Opinion Columns & Blogs

Commentary

Health care is a mess in this country. We especially feel this in the Valley, where people have to wait months to see a specialist, and where the cost of prescription drugs is out of control. But Washington has been slower than molasses doing anything about it. Health care is a life and death issue and we have to find a way for people with differing opinions to come together.

We did a good job getting coverage for more people through health care reform about a decade ago, but costs and access are still huge problems. I’ve talked to moms who have rationed insulin for their kids to save money. I even spoke to one woman who took her dog’s medicine because it was cheaper. I recently commissioned a report that showed folks in the Central Valley pay 21 times more for insulin than in Australia. For the exact same drug. At a time when pharmaceutical companies are making record profits. It’s ridiculous.

At just about every town hall I hold, I hear from someone who has waited months to see a doctor. People drive to Stockton or the Bay just to get the care they need. It’s another example of how we’ve been left behind in the Valley, while San Francisco has about twice as many doctors per person as we do.

I’ve only been in office for about 10 months, so I don’t have illusions that I’ll be able to fix this by myself. But something has to be done. That’s why I’m working with folks on both sides of the aisle. I don’t care what political party you’re in – you have a family and you want them healthy. We need our leaders to spend less time yelling at each other and more time on common-sense proposals to cut costs and improve access.

Let’s talk about doctor shortages. Right now, doctors in every state besides California and Texas qualify for a special loan forgiveness program through the Department of Education. But, because of an old law, doctors here don’t qualify. If I were a med school grad with hundreds of thousands of dollars in debt, and a lot of it could be forgiven by moving to another state, I’d probably ask myself what I’m still doing in California. A lot of doctors have asked that question. And a lot have left the state.

So, I got to work with Democrats and Republicans to introduce the Stopping Doctor Shortages Act. The bill would do just what it sounds like. And it would have a huge impact. According to the California Medical Association, the bill could bring 10,000 new doctors to California in five years. Because it has such broad bipartisan support, I expect this bill will pass.

The other big issue we’re working on is cutting drug prices. Again, this isn’t a partisan issue. Both President Trump and Democratic leaders want to get something done on this. I’m all in, too. Drug companies have made a killing jacking up prices and using shady tactics to stifle competition.

A bill we’re working on would fight back. It would allow Medicare to negotiate prices. It would save seniors thousands of dollars a year and help the Medicare system save money. And anyone – regardless of where they get insurance – would be able to buy drugs at prices that Medicare negotiates.
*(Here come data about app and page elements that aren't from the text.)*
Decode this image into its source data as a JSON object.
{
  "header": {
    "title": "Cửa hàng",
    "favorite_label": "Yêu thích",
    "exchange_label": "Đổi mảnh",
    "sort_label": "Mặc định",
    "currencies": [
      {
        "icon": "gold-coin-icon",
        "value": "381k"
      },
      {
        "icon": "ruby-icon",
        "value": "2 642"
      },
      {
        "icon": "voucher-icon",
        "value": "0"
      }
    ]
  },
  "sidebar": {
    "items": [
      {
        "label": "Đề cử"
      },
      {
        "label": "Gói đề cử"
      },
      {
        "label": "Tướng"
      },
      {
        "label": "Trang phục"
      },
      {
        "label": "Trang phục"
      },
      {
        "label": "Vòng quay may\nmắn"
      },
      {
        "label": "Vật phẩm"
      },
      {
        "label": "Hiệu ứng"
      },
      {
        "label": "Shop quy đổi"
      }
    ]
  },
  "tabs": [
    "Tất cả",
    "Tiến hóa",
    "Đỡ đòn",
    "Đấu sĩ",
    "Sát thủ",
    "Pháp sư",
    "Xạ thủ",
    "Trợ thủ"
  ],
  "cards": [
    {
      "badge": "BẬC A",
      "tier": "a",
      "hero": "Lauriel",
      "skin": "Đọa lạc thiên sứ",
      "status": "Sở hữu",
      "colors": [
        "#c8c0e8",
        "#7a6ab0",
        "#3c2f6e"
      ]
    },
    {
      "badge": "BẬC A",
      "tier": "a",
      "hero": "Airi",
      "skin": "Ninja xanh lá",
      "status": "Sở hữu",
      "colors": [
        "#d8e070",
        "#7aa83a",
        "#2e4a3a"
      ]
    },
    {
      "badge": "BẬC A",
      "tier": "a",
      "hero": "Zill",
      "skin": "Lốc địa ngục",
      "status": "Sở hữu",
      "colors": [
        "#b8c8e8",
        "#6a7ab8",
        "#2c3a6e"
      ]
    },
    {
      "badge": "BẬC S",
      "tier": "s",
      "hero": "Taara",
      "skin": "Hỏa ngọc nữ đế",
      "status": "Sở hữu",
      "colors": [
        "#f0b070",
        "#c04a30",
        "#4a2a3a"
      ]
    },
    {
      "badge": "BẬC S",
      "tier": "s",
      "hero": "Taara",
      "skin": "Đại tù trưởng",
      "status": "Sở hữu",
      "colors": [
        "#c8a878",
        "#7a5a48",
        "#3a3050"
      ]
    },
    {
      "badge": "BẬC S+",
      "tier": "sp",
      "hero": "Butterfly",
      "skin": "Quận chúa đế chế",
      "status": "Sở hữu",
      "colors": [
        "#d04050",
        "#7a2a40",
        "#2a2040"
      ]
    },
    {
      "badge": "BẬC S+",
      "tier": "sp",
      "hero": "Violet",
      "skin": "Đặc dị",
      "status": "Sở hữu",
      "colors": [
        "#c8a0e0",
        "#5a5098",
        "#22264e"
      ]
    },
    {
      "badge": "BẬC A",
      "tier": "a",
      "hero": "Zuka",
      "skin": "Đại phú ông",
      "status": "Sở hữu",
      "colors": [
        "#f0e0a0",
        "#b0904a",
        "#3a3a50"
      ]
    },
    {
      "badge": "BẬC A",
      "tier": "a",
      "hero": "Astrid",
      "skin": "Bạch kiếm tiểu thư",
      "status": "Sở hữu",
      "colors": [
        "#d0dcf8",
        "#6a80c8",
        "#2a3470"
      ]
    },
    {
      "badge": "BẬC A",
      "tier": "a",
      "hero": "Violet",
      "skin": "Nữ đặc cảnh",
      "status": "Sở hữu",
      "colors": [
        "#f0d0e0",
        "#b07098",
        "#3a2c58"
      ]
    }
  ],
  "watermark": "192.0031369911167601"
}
That would mean the cost of some drugs would be cut in half.

Our families in the Valley need real results. This isn’t a game; while both sides in Washington posture and attack the other guys, regular people are paying through the nose for their drugs and driving hours just to see a doctor. It’s time to end the political nonsense and get something done.

U.S. Rep. Josh Harder’s 10th District covers Stanislaus County and southern San Joaquin County.

  Comments